Exercise aim. Your answer should consist of each line below that includes the word "zoom".

Records for the task.

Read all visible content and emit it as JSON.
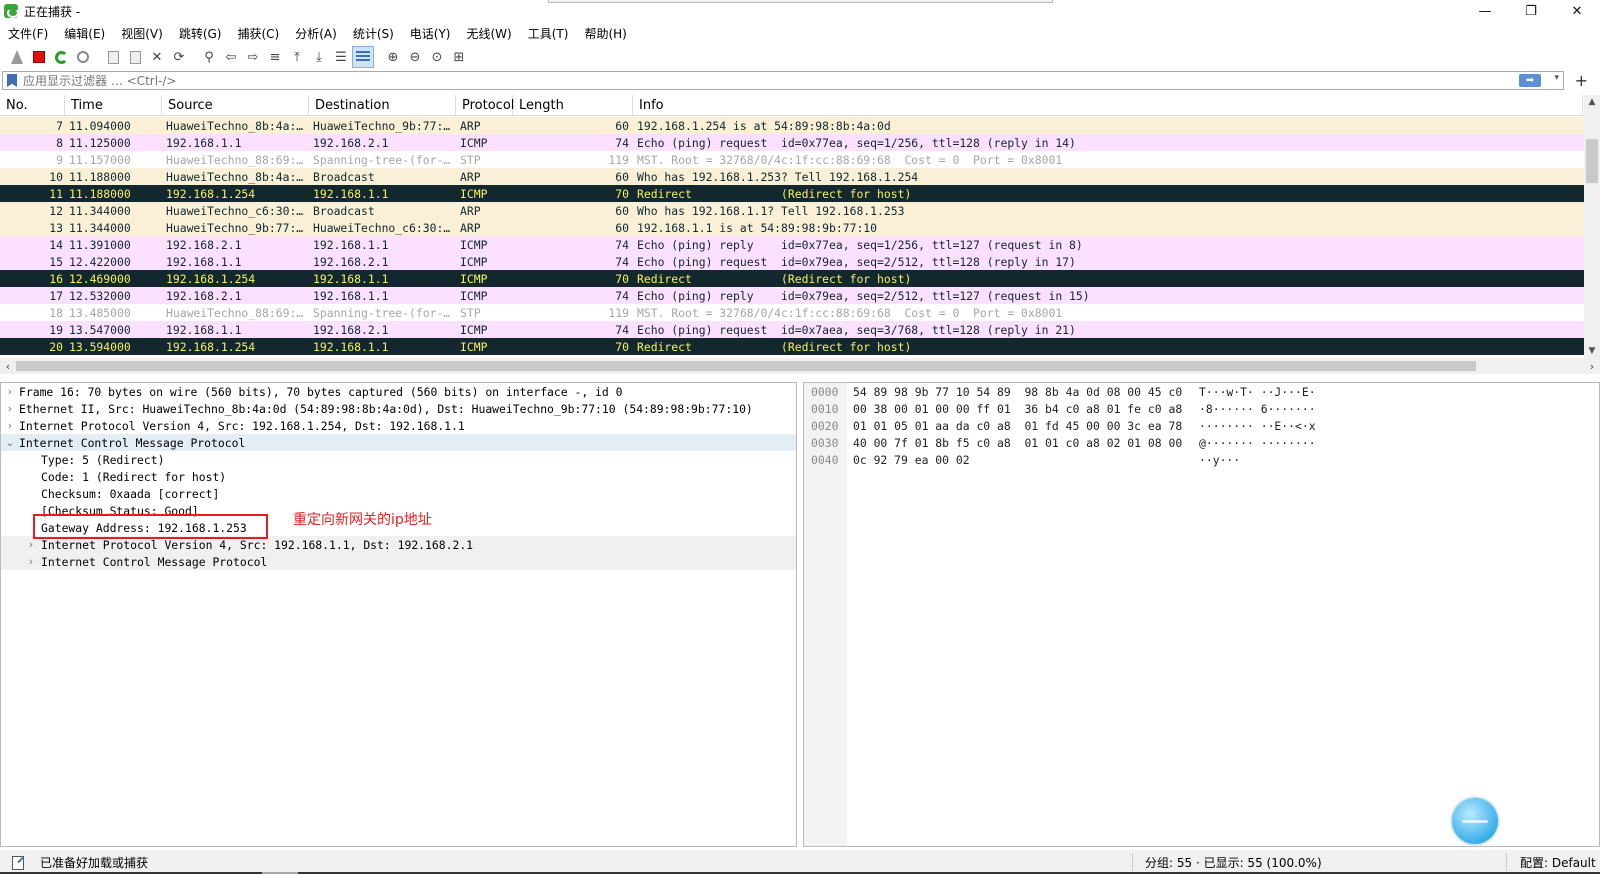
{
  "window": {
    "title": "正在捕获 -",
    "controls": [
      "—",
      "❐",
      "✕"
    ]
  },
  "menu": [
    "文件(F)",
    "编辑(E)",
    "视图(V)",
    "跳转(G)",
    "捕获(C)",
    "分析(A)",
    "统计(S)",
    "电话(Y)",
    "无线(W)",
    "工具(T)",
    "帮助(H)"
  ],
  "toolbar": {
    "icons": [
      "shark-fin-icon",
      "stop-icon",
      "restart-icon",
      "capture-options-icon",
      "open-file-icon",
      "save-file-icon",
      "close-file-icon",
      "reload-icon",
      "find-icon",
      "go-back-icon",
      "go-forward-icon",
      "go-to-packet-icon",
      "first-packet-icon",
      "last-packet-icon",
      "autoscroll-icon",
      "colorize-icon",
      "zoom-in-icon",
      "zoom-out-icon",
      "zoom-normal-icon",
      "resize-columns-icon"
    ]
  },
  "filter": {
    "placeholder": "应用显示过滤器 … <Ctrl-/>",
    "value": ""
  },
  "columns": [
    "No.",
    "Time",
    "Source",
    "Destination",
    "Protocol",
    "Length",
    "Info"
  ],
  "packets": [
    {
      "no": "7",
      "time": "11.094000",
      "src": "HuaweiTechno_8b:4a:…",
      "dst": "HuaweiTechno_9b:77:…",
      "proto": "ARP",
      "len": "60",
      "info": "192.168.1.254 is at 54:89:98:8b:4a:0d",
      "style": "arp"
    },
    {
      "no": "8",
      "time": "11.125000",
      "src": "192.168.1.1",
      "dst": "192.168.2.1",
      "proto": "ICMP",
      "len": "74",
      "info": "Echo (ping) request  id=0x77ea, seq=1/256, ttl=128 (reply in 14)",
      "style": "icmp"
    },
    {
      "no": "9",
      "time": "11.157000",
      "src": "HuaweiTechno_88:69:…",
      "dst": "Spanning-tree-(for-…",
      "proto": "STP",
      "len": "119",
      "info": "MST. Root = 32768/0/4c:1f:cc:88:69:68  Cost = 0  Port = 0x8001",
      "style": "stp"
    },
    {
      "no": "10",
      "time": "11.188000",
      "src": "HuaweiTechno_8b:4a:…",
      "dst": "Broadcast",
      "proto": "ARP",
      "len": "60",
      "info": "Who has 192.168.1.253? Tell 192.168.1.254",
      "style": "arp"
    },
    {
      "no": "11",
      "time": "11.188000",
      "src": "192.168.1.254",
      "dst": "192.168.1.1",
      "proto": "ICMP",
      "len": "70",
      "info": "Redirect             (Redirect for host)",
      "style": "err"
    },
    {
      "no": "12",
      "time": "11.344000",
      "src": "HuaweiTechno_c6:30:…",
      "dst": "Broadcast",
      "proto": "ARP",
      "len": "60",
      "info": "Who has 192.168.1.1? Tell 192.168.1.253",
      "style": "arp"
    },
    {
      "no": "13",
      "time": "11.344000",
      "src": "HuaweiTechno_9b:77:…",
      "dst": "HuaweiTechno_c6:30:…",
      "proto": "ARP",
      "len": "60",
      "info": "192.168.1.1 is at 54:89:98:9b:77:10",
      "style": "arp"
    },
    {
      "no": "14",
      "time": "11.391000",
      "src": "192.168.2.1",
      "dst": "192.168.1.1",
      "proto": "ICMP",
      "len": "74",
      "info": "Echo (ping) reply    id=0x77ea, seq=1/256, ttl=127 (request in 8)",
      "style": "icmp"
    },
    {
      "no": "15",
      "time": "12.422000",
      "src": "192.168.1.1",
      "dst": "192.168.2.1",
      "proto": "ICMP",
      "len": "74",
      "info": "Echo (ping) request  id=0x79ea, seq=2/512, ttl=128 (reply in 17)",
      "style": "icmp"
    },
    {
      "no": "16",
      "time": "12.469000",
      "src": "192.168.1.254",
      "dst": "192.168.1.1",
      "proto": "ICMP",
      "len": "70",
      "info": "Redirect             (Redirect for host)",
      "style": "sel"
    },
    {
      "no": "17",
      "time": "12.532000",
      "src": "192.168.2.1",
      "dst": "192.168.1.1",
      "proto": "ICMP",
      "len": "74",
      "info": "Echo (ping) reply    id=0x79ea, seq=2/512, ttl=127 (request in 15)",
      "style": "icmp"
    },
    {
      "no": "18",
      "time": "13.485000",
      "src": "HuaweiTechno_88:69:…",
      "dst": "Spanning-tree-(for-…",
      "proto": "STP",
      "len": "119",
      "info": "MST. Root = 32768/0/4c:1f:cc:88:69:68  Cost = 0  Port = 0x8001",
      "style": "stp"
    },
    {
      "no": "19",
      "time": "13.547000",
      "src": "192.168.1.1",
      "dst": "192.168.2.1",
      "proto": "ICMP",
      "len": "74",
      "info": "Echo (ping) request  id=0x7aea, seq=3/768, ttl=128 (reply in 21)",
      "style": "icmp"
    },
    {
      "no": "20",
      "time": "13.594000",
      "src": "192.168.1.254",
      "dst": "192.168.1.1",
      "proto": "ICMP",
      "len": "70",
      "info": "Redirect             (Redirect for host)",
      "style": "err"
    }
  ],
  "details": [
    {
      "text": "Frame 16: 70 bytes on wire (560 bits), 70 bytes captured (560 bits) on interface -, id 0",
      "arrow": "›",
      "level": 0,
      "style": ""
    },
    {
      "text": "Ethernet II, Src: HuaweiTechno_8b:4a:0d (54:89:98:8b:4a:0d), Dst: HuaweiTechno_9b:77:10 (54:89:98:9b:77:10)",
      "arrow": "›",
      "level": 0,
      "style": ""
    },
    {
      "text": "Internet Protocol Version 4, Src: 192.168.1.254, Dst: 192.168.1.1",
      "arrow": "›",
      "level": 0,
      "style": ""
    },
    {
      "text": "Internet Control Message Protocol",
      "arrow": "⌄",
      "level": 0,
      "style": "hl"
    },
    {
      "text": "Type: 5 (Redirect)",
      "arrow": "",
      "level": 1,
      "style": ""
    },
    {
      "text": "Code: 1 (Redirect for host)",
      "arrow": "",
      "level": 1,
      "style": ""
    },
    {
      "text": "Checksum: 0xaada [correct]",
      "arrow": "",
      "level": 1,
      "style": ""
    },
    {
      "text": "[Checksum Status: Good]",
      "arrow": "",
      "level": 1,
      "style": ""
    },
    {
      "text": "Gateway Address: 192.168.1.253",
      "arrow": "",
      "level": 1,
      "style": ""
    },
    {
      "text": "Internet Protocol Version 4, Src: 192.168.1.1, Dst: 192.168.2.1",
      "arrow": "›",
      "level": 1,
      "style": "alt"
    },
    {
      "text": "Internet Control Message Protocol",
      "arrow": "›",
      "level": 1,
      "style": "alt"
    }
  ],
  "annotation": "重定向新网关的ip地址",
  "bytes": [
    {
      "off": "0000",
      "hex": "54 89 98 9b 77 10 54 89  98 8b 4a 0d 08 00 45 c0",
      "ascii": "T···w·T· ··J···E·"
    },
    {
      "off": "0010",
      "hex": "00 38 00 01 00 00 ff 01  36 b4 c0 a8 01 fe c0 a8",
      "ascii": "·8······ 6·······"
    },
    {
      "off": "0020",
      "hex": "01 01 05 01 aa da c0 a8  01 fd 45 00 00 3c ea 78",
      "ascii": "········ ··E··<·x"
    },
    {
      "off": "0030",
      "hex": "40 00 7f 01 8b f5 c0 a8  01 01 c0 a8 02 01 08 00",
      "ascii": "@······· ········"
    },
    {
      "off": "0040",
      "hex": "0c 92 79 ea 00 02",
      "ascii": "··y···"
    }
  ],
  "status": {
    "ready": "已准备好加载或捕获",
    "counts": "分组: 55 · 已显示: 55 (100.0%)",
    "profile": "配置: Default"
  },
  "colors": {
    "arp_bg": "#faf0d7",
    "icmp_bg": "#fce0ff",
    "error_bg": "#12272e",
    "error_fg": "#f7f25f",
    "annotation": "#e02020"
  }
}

Result for this exercise.
      "zoom-in-icon",
      "zoom-out-icon",
      "zoom-normal-icon",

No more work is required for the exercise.